Component data from apps and pages
┏━━
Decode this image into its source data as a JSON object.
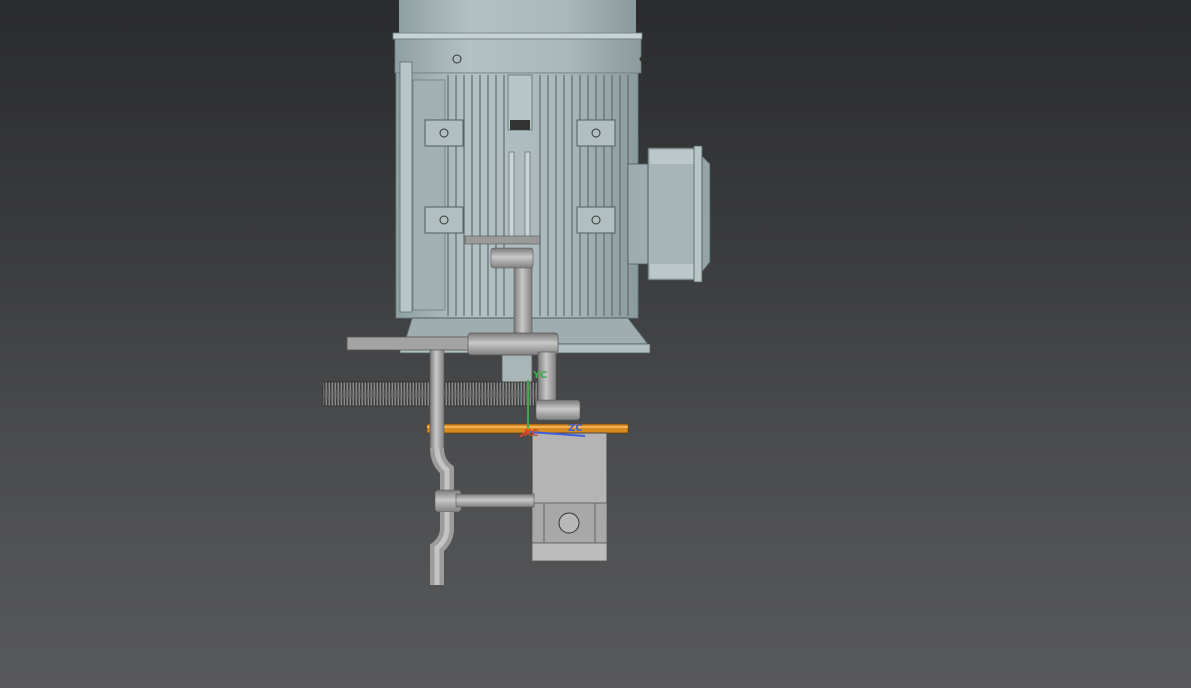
{
  "viewport": {
    "background_top": "#2a2b2d",
    "background_bottom": "#58595b"
  },
  "model": {
    "motor_body_color": "#a9b7ba",
    "motor_shadow_color": "#7f8d90",
    "gear_color": "#5e5e5e",
    "pipe_color": "#a7a7a7",
    "plate_color": "#d98a1f",
    "housing_color": "#b6b6b6"
  },
  "triad": {
    "x_label": "XC",
    "y_label": "YC",
    "z_label": "ZC",
    "x_color": "#d9452b",
    "y_color": "#3fa84a",
    "z_color": "#3f5fd9"
  }
}
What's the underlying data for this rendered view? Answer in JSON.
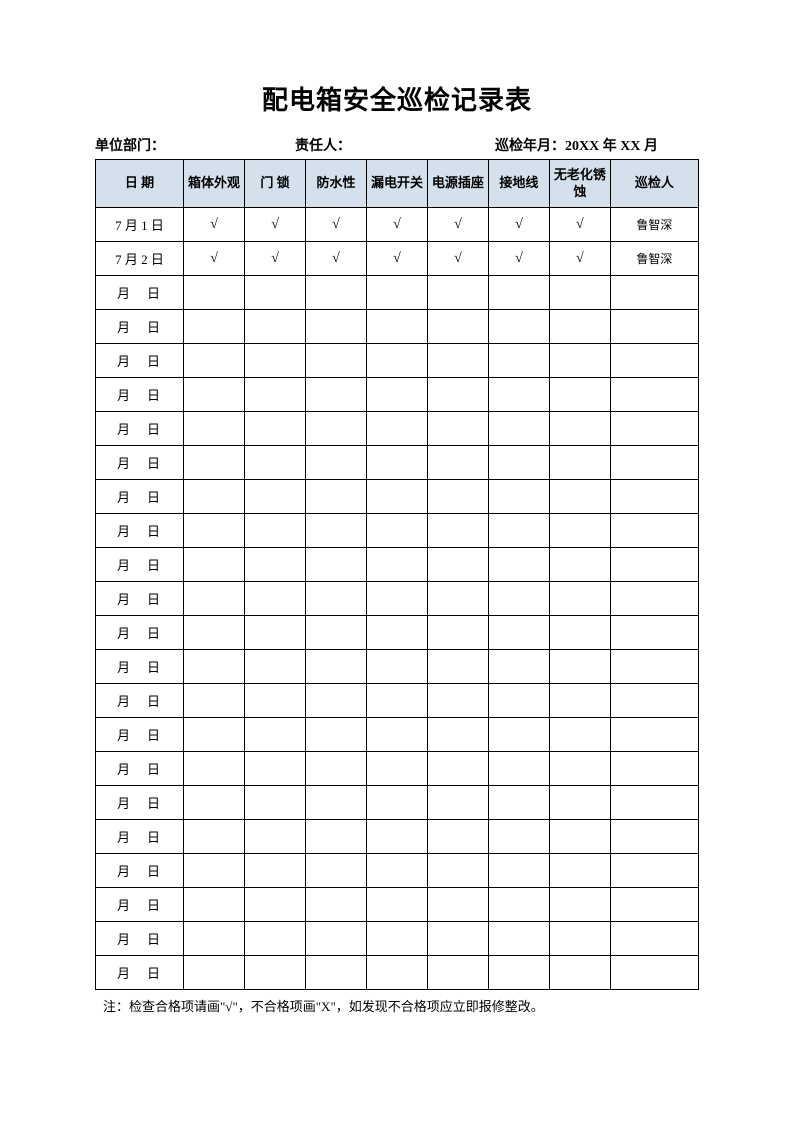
{
  "title": "配电箱安全巡检记录表",
  "meta": {
    "dept_label": "单位部门：",
    "resp_label": "责任人：",
    "period_label": "巡检年月：20XX 年 XX 月"
  },
  "headers": {
    "date": "日 期",
    "col1": "箱体外观",
    "col2": "门 锁",
    "col3": "防水性",
    "col4": "漏电开关",
    "col5": "电源插座",
    "col6": "接地线",
    "col7": "无老化锈蚀",
    "inspector": "巡检人"
  },
  "empty_date": "月　日",
  "rows": [
    {
      "date": "7 月 1 日",
      "c1": "√",
      "c2": "√",
      "c3": "√",
      "c4": "√",
      "c5": "√",
      "c6": "√",
      "c7": "√",
      "inspector": "鲁智深"
    },
    {
      "date": "7 月 2 日",
      "c1": "√",
      "c2": "√",
      "c3": "√",
      "c4": "√",
      "c5": "√",
      "c6": "√",
      "c7": "√",
      "inspector": "鲁智深"
    },
    {
      "date": "",
      "c1": "",
      "c2": "",
      "c3": "",
      "c4": "",
      "c5": "",
      "c6": "",
      "c7": "",
      "inspector": ""
    },
    {
      "date": "",
      "c1": "",
      "c2": "",
      "c3": "",
      "c4": "",
      "c5": "",
      "c6": "",
      "c7": "",
      "inspector": ""
    },
    {
      "date": "",
      "c1": "",
      "c2": "",
      "c3": "",
      "c4": "",
      "c5": "",
      "c6": "",
      "c7": "",
      "inspector": ""
    },
    {
      "date": "",
      "c1": "",
      "c2": "",
      "c3": "",
      "c4": "",
      "c5": "",
      "c6": "",
      "c7": "",
      "inspector": ""
    },
    {
      "date": "",
      "c1": "",
      "c2": "",
      "c3": "",
      "c4": "",
      "c5": "",
      "c6": "",
      "c7": "",
      "inspector": ""
    },
    {
      "date": "",
      "c1": "",
      "c2": "",
      "c3": "",
      "c4": "",
      "c5": "",
      "c6": "",
      "c7": "",
      "inspector": ""
    },
    {
      "date": "",
      "c1": "",
      "c2": "",
      "c3": "",
      "c4": "",
      "c5": "",
      "c6": "",
      "c7": "",
      "inspector": ""
    },
    {
      "date": "",
      "c1": "",
      "c2": "",
      "c3": "",
      "c4": "",
      "c5": "",
      "c6": "",
      "c7": "",
      "inspector": ""
    },
    {
      "date": "",
      "c1": "",
      "c2": "",
      "c3": "",
      "c4": "",
      "c5": "",
      "c6": "",
      "c7": "",
      "inspector": ""
    },
    {
      "date": "",
      "c1": "",
      "c2": "",
      "c3": "",
      "c4": "",
      "c5": "",
      "c6": "",
      "c7": "",
      "inspector": ""
    },
    {
      "date": "",
      "c1": "",
      "c2": "",
      "c3": "",
      "c4": "",
      "c5": "",
      "c6": "",
      "c7": "",
      "inspector": ""
    },
    {
      "date": "",
      "c1": "",
      "c2": "",
      "c3": "",
      "c4": "",
      "c5": "",
      "c6": "",
      "c7": "",
      "inspector": ""
    },
    {
      "date": "",
      "c1": "",
      "c2": "",
      "c3": "",
      "c4": "",
      "c5": "",
      "c6": "",
      "c7": "",
      "inspector": ""
    },
    {
      "date": "",
      "c1": "",
      "c2": "",
      "c3": "",
      "c4": "",
      "c5": "",
      "c6": "",
      "c7": "",
      "inspector": ""
    },
    {
      "date": "",
      "c1": "",
      "c2": "",
      "c3": "",
      "c4": "",
      "c5": "",
      "c6": "",
      "c7": "",
      "inspector": ""
    },
    {
      "date": "",
      "c1": "",
      "c2": "",
      "c3": "",
      "c4": "",
      "c5": "",
      "c6": "",
      "c7": "",
      "inspector": ""
    },
    {
      "date": "",
      "c1": "",
      "c2": "",
      "c3": "",
      "c4": "",
      "c5": "",
      "c6": "",
      "c7": "",
      "inspector": ""
    },
    {
      "date": "",
      "c1": "",
      "c2": "",
      "c3": "",
      "c4": "",
      "c5": "",
      "c6": "",
      "c7": "",
      "inspector": ""
    },
    {
      "date": "",
      "c1": "",
      "c2": "",
      "c3": "",
      "c4": "",
      "c5": "",
      "c6": "",
      "c7": "",
      "inspector": ""
    },
    {
      "date": "",
      "c1": "",
      "c2": "",
      "c3": "",
      "c4": "",
      "c5": "",
      "c6": "",
      "c7": "",
      "inspector": ""
    },
    {
      "date": "",
      "c1": "",
      "c2": "",
      "c3": "",
      "c4": "",
      "c5": "",
      "c6": "",
      "c7": "",
      "inspector": ""
    }
  ],
  "note": "注：检查合格项请画\"√\"，不合格项画\"X\"，如发现不合格项应立即报修整改。"
}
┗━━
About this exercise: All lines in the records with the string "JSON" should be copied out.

Expected answer:
Decode this image into its source data as a JSON object.
What's the underlying data for this rendered view? Answer in JSON.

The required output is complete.